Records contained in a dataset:
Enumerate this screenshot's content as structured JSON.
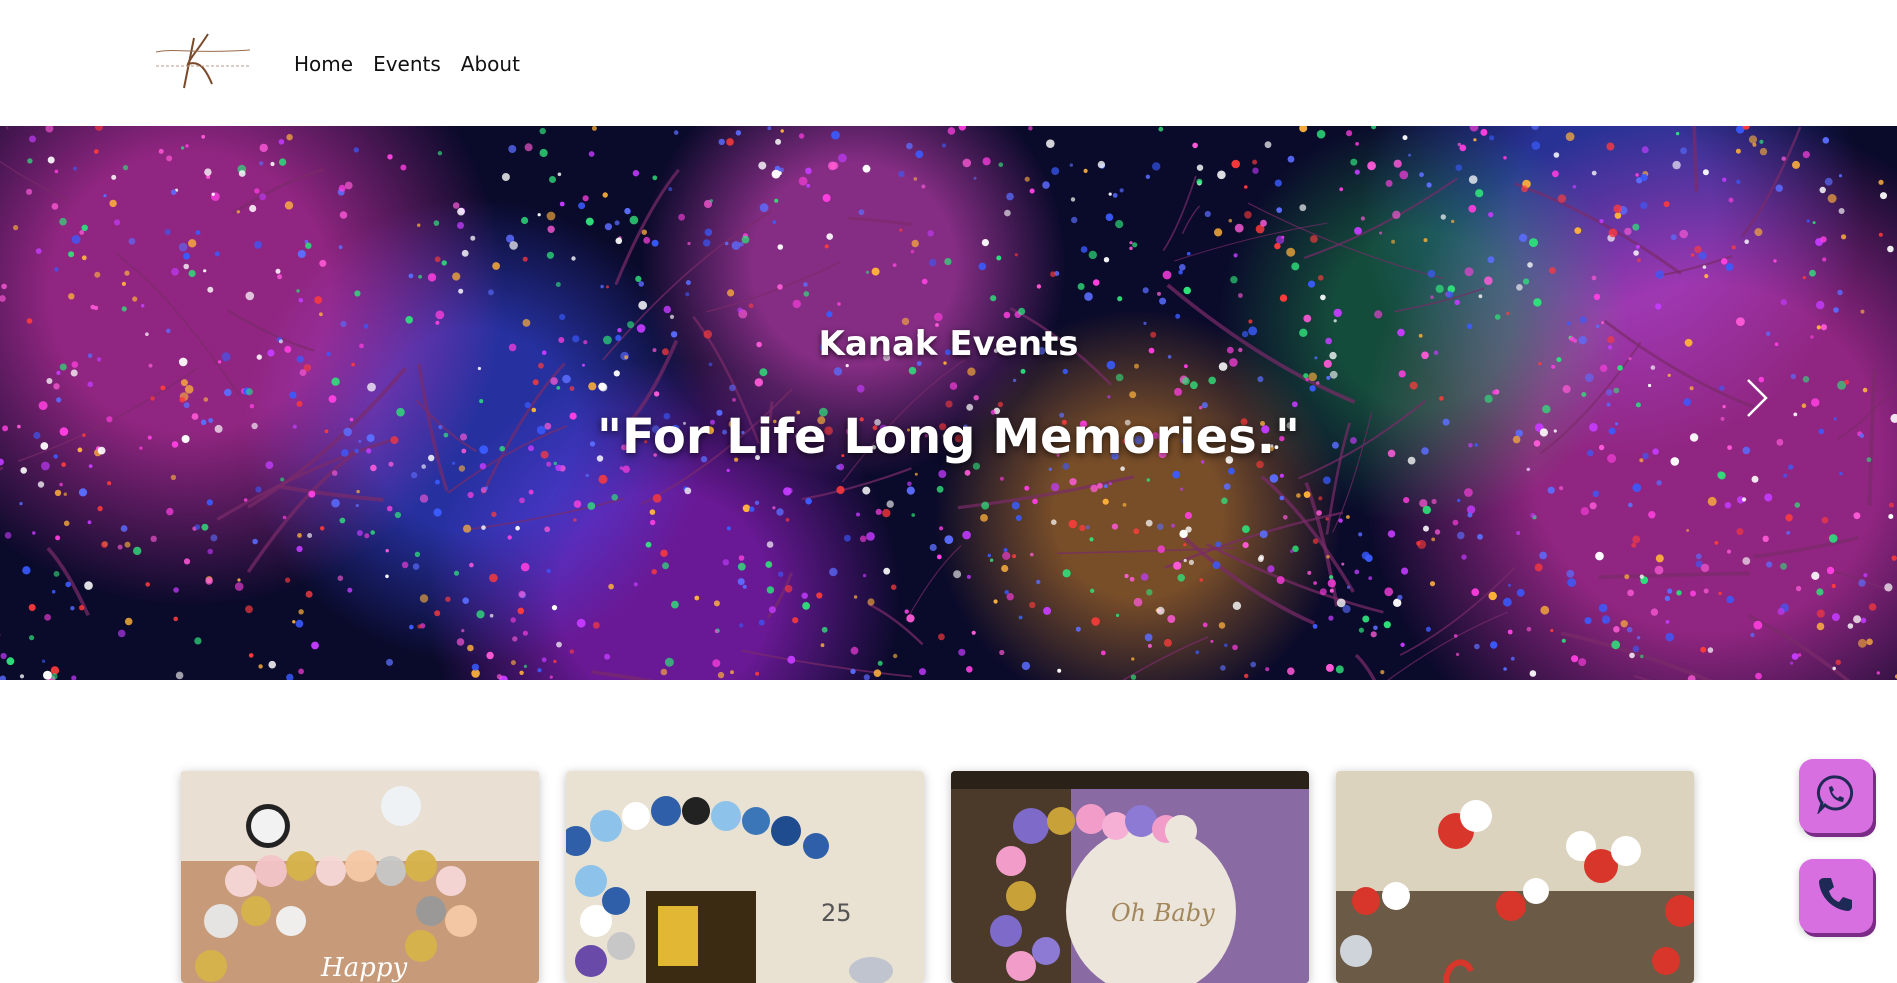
{
  "header": {
    "logo": {
      "name": "logo-kanak-events",
      "alt_text": "Kanak events-life For Life Long Memories"
    },
    "nav": [
      {
        "label": "Home"
      },
      {
        "label": "Events"
      },
      {
        "label": "About"
      }
    ]
  },
  "hero": {
    "title": "Kanak Events",
    "tagline": "\"For Life Long Memories.\"",
    "next_icon": "chevron-right-icon"
  },
  "cards": [
    {
      "name": "event-card-happy-birthday",
      "caption": "Happy"
    },
    {
      "name": "event-card-anniversary-25",
      "caption": "25"
    },
    {
      "name": "event-card-oh-baby",
      "caption": "Oh Baby"
    },
    {
      "name": "event-card-love-decor",
      "caption": ""
    }
  ],
  "floating": {
    "whatsapp_icon": "whatsapp-icon",
    "call_icon": "phone-icon",
    "accent_color": "#d86fe0"
  }
}
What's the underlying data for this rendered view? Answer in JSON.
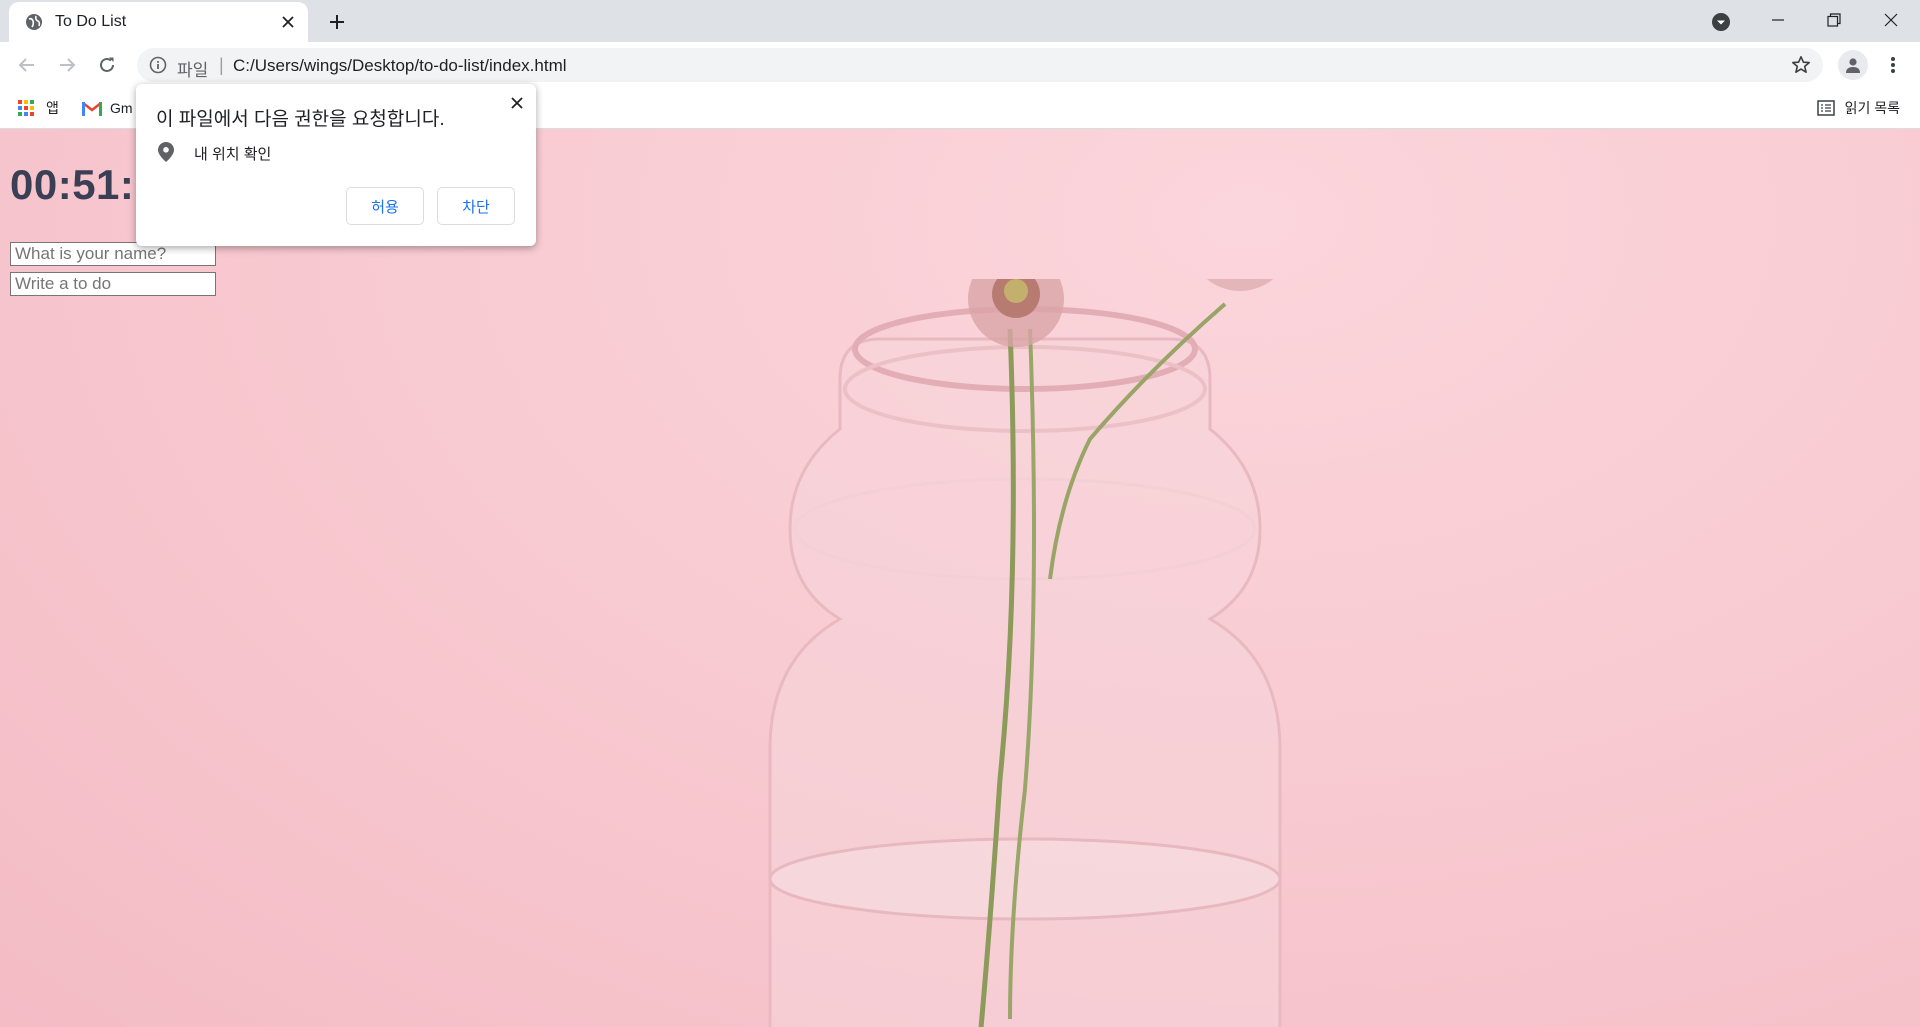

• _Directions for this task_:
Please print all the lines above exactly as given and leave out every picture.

• _Response to the task_:
Enumerate this screenshot's content as structured JSON.
{
  "header": {
    "logo": {
      "name": "logo-kanak-events",
      "alt_text": "Kanak events-life For Life Long Memories"
    },
    "nav": [
      {
        "label": "Home"
      },
      {
        "label": "Events"
      },
      {
        "label": "About"
      }
    ]
  },
  "hero": {
    "title": "Kanak Events",
    "tagline": "\"For Life Long Memories.\"",
    "next_icon": "chevron-right-icon"
  },
  "cards": [
    {
      "name": "event-card-happy-birthday",
      "caption": "Happy"
    },
    {
      "name": "event-card-anniversary-25",
      "caption": "25"
    },
    {
      "name": "event-card-oh-baby",
      "caption": "Oh Baby"
    },
    {
      "name": "event-card-love-decor",
      "caption": ""
    }
  ],
  "floating": {
    "whatsapp_icon": "whatsapp-icon",
    "call_icon": "phone-icon",
    "accent_color": "#d86fe0"
  }
}
What's the underlying data for this rendered view? Answer in JSON.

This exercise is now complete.